» **THE PROBLEM**:
Within the records below, find each line that holds the string "your", then copy it.
BEGIN THE RECORDS
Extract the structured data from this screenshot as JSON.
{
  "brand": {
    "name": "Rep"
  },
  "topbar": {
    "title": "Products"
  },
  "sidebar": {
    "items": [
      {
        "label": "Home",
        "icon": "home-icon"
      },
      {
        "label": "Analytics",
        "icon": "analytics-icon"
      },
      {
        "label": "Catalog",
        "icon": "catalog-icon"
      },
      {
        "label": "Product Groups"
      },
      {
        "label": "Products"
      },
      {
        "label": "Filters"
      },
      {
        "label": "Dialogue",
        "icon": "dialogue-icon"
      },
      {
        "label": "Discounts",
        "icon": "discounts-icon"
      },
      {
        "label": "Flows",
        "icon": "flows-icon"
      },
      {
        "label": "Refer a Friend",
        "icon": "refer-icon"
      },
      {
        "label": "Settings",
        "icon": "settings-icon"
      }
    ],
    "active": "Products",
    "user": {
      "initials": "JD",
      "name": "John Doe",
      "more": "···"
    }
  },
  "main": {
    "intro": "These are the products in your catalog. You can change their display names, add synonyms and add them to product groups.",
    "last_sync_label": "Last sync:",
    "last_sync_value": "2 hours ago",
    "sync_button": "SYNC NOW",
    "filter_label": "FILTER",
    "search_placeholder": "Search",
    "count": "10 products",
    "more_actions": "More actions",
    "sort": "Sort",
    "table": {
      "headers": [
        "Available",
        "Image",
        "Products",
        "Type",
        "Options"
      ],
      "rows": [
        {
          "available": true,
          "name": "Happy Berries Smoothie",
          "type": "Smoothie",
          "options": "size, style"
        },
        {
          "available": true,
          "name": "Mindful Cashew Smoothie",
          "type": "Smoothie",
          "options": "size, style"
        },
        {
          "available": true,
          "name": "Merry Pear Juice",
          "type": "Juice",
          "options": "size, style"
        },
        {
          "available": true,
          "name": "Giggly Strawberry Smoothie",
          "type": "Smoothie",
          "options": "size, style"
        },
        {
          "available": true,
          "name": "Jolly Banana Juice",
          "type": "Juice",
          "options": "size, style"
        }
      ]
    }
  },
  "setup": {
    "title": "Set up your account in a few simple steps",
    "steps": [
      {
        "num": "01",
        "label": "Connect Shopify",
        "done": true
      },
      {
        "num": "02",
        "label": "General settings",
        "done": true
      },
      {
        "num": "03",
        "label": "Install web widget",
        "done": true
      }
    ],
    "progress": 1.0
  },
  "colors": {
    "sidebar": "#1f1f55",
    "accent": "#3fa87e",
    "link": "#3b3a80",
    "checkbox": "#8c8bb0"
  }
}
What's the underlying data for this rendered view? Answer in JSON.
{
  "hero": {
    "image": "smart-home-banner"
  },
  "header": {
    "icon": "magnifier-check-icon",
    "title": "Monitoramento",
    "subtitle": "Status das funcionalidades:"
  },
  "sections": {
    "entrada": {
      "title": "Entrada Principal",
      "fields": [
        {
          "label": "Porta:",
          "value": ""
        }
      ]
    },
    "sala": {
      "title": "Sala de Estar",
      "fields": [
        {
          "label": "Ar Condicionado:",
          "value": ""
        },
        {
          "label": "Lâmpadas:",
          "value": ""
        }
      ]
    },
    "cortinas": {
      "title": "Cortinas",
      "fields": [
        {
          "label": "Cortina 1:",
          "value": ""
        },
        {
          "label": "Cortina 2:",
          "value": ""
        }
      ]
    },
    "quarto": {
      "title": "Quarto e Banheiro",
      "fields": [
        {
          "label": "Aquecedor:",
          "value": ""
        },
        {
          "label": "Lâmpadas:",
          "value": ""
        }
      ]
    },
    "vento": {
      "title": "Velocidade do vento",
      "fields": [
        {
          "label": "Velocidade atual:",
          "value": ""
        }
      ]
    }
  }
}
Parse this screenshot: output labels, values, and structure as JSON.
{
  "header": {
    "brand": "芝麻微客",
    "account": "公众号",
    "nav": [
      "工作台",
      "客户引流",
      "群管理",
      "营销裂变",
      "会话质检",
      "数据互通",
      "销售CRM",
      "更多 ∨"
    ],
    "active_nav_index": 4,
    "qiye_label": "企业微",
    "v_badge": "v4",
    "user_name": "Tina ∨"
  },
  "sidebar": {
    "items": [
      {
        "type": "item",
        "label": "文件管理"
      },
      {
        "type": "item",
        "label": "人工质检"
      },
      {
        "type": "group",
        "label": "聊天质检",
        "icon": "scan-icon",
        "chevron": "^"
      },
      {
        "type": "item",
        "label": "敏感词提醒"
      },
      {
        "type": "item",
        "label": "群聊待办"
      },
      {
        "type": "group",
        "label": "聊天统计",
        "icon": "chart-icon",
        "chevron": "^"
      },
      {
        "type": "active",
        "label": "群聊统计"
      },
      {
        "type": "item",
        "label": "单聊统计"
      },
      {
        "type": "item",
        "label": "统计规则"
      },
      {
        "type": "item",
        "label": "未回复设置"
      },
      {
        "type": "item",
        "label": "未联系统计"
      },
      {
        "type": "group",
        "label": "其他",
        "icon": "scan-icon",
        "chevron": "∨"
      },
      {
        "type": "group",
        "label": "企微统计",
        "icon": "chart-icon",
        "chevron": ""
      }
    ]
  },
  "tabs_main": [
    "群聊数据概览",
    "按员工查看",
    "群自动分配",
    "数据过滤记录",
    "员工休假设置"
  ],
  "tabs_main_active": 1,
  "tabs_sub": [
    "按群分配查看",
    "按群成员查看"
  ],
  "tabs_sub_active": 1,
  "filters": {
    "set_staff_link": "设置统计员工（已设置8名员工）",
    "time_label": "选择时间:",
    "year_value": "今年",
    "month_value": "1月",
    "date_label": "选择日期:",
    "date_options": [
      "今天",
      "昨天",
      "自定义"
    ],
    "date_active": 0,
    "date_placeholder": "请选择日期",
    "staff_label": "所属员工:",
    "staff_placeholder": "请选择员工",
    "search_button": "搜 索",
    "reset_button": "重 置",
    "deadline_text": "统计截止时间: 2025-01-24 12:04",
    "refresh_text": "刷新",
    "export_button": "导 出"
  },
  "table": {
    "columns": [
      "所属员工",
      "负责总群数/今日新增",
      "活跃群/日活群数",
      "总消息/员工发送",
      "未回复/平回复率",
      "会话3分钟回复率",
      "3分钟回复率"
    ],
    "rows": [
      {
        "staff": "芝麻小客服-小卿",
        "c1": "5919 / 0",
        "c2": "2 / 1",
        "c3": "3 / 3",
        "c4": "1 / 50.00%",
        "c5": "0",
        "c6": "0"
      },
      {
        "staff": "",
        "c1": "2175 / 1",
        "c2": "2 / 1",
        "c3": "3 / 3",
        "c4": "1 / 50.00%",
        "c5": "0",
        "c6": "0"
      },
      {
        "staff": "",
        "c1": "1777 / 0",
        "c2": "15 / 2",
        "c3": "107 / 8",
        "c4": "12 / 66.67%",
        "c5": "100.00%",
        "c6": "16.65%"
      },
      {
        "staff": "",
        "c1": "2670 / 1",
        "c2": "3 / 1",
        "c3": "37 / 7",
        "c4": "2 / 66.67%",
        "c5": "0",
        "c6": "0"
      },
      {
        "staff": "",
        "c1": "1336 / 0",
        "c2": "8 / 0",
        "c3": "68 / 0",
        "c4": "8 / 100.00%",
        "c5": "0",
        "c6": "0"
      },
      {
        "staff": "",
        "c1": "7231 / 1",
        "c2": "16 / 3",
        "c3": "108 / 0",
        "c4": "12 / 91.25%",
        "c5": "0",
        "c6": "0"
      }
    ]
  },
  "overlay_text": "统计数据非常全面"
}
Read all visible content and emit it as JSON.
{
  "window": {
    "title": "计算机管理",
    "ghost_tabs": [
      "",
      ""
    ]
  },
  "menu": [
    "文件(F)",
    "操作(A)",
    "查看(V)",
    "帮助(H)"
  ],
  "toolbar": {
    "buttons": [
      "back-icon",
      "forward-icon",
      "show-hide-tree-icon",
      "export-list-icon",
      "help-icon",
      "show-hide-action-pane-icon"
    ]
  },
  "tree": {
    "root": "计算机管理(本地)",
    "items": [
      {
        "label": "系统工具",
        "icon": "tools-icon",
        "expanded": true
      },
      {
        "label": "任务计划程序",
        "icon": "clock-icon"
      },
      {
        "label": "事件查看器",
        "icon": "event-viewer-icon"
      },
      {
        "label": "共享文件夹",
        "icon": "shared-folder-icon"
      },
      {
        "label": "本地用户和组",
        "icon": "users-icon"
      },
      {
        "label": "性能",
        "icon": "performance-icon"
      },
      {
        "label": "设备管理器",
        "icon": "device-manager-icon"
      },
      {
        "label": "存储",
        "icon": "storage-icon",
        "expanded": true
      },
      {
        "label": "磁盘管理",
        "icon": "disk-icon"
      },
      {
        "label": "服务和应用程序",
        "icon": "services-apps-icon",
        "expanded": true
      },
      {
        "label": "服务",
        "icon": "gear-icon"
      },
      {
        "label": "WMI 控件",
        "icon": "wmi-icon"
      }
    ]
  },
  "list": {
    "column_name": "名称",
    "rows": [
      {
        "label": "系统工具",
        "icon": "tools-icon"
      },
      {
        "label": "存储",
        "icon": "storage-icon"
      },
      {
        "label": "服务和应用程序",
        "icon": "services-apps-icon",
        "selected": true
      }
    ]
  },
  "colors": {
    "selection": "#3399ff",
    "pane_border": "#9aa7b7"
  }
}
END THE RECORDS
» **OUTPUT OF THE EXERCISE**:
    "intro": "These are the products in your catalog. You can change their display names, add synonyms and add them to product groups.",
    "title": "Set up your account in a few simple steps",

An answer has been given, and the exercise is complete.